» Data entries
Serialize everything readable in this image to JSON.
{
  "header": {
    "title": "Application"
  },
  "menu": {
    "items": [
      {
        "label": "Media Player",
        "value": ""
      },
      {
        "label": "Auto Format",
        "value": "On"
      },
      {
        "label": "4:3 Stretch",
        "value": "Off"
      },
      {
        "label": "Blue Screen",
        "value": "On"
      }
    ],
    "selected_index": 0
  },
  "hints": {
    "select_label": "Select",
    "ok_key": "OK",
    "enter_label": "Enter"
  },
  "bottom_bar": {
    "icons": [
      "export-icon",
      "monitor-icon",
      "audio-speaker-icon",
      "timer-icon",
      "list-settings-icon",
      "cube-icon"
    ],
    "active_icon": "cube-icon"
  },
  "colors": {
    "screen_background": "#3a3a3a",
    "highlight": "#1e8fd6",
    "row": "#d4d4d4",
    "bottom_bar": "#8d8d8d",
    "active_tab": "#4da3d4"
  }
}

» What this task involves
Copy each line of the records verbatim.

» Answer for the task
Serialize everything readable in this image to JSON.
{
  "header": {
    "title": "Application"
  },
  "menu": {
    "items": [
      {
        "label": "Media Player",
        "value": ""
      },
      {
        "label": "Auto Format",
        "value": "On"
      },
      {
        "label": "4:3 Stretch",
        "value": "Off"
      },
      {
        "label": "Blue Screen",
        "value": "On"
      }
    ],
    "selected_index": 0
  },
  "hints": {
    "select_label": "Select",
    "ok_key": "OK",
    "enter_label": "Enter"
  },
  "bottom_bar": {
    "icons": [
      "export-icon",
      "monitor-icon",
      "audio-speaker-icon",
      "timer-icon",
      "list-settings-icon",
      "cube-icon"
    ],
    "active_icon": "cube-icon"
  },
  "colors": {
    "screen_background": "#3a3a3a",
    "highlight": "#1e8fd6",
    "row": "#d4d4d4",
    "bottom_bar": "#8d8d8d",
    "active_tab": "#4da3d4"
  }
}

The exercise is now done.